Important: By default, sessions are stored to
tmp/pagoda/sessions, which is mounted as a shared writable directory. This was done to provide a session store out of the box whenever an app is created. In the near future, shared writable directories will not be created unless specifically defined in the Boxfile and this form of session storage will no longer be the default.
What you should understand about writable storage is that it is network storage provided through a cluster manager. Most file operations such as read, write, create, and delete are passed directly through to underlying storage nodes. In these cases your cluster manager acts as a network router on top of a multi Gb/s network. The overhead is isolated entirely to network throughput, which in most cases, is negligible on a multi-gigabit backbone.

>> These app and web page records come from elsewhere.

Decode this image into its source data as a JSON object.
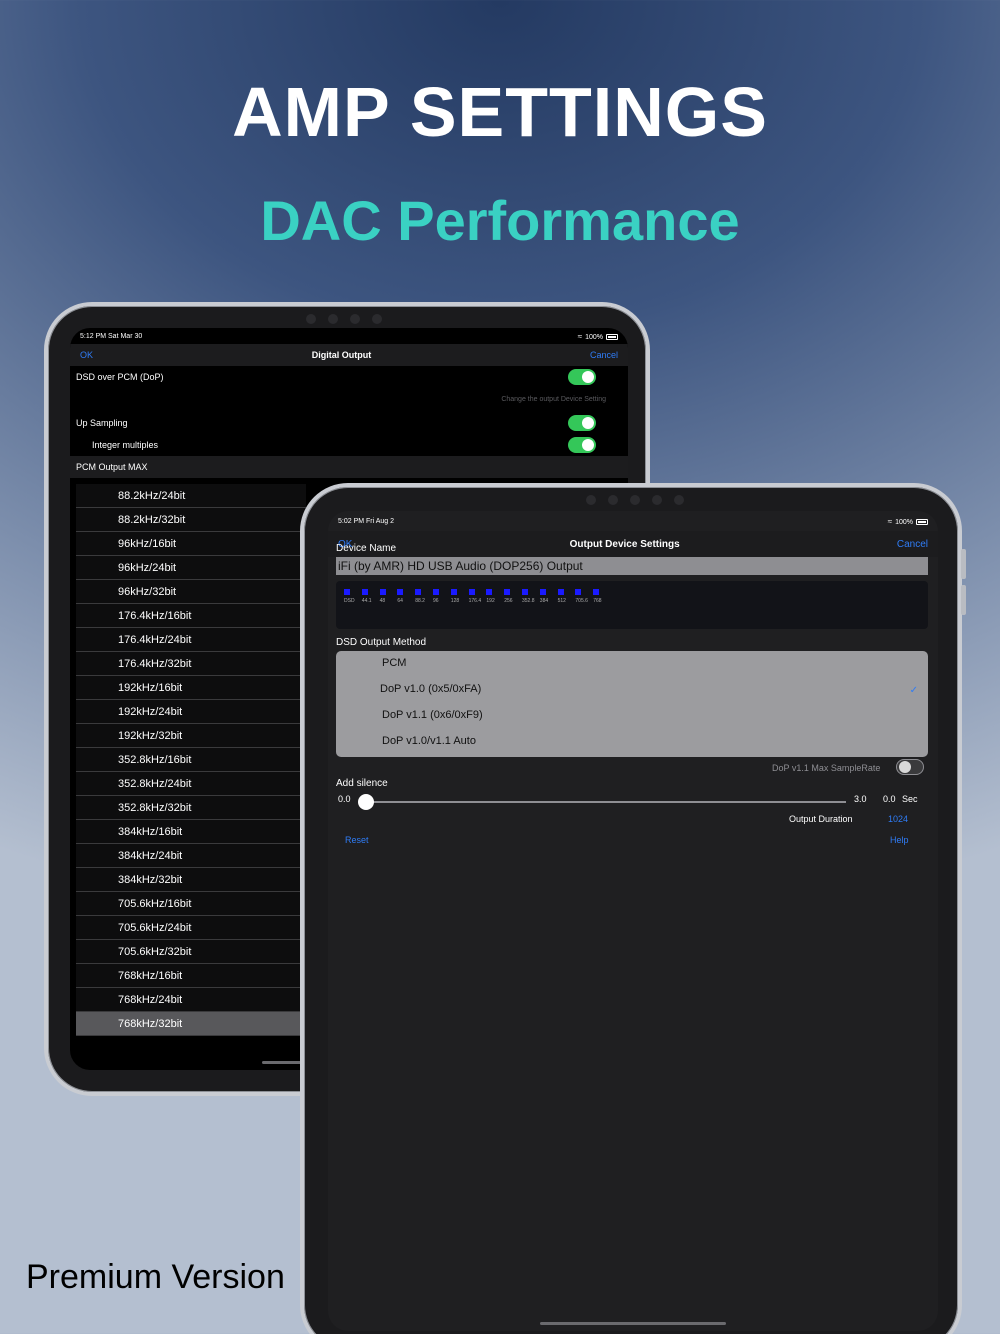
{
  "headline": "AMP SETTINGS",
  "subheadline": "DAC Performance",
  "footer_label": "Premium Version",
  "colors": {
    "accent_teal": "#3ad1c3",
    "ios_blue": "#2f7cf6",
    "toggle_green": "#34c759"
  },
  "back_device": {
    "status": {
      "time": "5:12 PM  Sat Mar 30",
      "battery": "100%"
    },
    "nav": {
      "ok": "OK",
      "title": "Digital Output",
      "cancel": "Cancel"
    },
    "dsd_over_pcm": {
      "label": "DSD over PCM (DoP)",
      "on": true
    },
    "hint": "Change the output Device Setting",
    "up_sampling": {
      "label": "Up Sampling",
      "on": true
    },
    "integer_multiples": {
      "label": "Integer multiples",
      "on": true
    },
    "pcm_header": "PCM Output MAX",
    "pcm_items": [
      "88.2kHz/24bit",
      "88.2kHz/32bit",
      "96kHz/16bit",
      "96kHz/24bit",
      "96kHz/32bit",
      "176.4kHz/16bit",
      "176.4kHz/24bit",
      "176.4kHz/32bit",
      "192kHz/16bit",
      "192kHz/24bit",
      "192kHz/32bit",
      "352.8kHz/16bit",
      "352.8kHz/24bit",
      "352.8kHz/32bit",
      "384kHz/16bit",
      "384kHz/24bit",
      "384kHz/32bit",
      "705.6kHz/16bit",
      "705.6kHz/24bit",
      "705.6kHz/32bit",
      "768kHz/16bit",
      "768kHz/24bit",
      "768kHz/32bit"
    ],
    "pcm_selected": "768kHz/32bit"
  },
  "front_device": {
    "status": {
      "time": "5:02 PM  Fri Aug 2",
      "battery": "100%"
    },
    "nav": {
      "ok": "OK",
      "title": "Output Device Settings",
      "cancel": "Cancel"
    },
    "device_name_label": "Device Name",
    "device_name_value": "iFi (by AMR) HD USB Audio (DOP256) Output",
    "rates": [
      "DSD",
      "44.1",
      "48",
      "64",
      "88.2",
      "96",
      "128",
      "176.4",
      "192",
      "256",
      "352.8",
      "384",
      "512",
      "705.6",
      "768"
    ],
    "dsd_method_label": "DSD Output Method",
    "methods": [
      "PCM",
      "DoP v1.0 (0x5/0xFA)",
      "DoP v1.1 (0x6/0xF9)",
      "DoP v1.0/v1.1 Auto"
    ],
    "method_selected": "DoP v1.0 (0x5/0xFA)",
    "check_icon": "checkmark-icon",
    "dop_max_label": "DoP v1.1 Max SampleRate",
    "dop_max_on": false,
    "add_silence_label": "Add silence",
    "slider": {
      "min_label": "0.0",
      "max_label": "3.0",
      "value": 0.0,
      "readout": "0.0",
      "unit": "Sec"
    },
    "output_duration_label": "Output Duration",
    "output_duration_value": "1024",
    "reset": "Reset",
    "help": "Help"
  }
}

When session_start() is called within the php interpreter, a stat() file operation is called for the sole purpose of determining whether the session file has recently changed. stat() operations force your cluster manager to compare hash checksums with all nodes that may have a copy of that file. This operation will also trigger a self-heal algorithm if your cluster has reason to believe any two nodes are out of sync. While this has little, if any, impact on the underlying storage nodes, the time required for your web process to wait for a stat response can result in serious queuing delays. Multiply this by however many sessions are being created, whether by a surge in traffic or an aggressive bot, and these queueing delays quickly turn into timeouts and/or complete unresponsiveness. A network file system is no place for session storage.
In-memory cache engines, like Memcached or Redis, are better suited to serve the role of a session store in a distributed environment. Out of the box, performance is significantly better and you don’t have to worry about the stat() overhead of a network file-store. Out of the two, we recommend using Redis over Memcached. The performance difference is negligible, but Redis routinely persists to disk, maintaining a certain level of data persistence in the event of an outage. Luckily, configuring your app to use Redis as a native PHP session-store is extremely simple.
Using Redis as a Session-Store on Pagoda Box
To start storing native PHP sessions in Redis, add a Redis component to your app and add the following to your Boxfile:
Note: if you have more than one Redis component in your application, the port will increment up from 6379.
Deploy the changes and and enjoy faster, more stable session storage. It’s really that simple.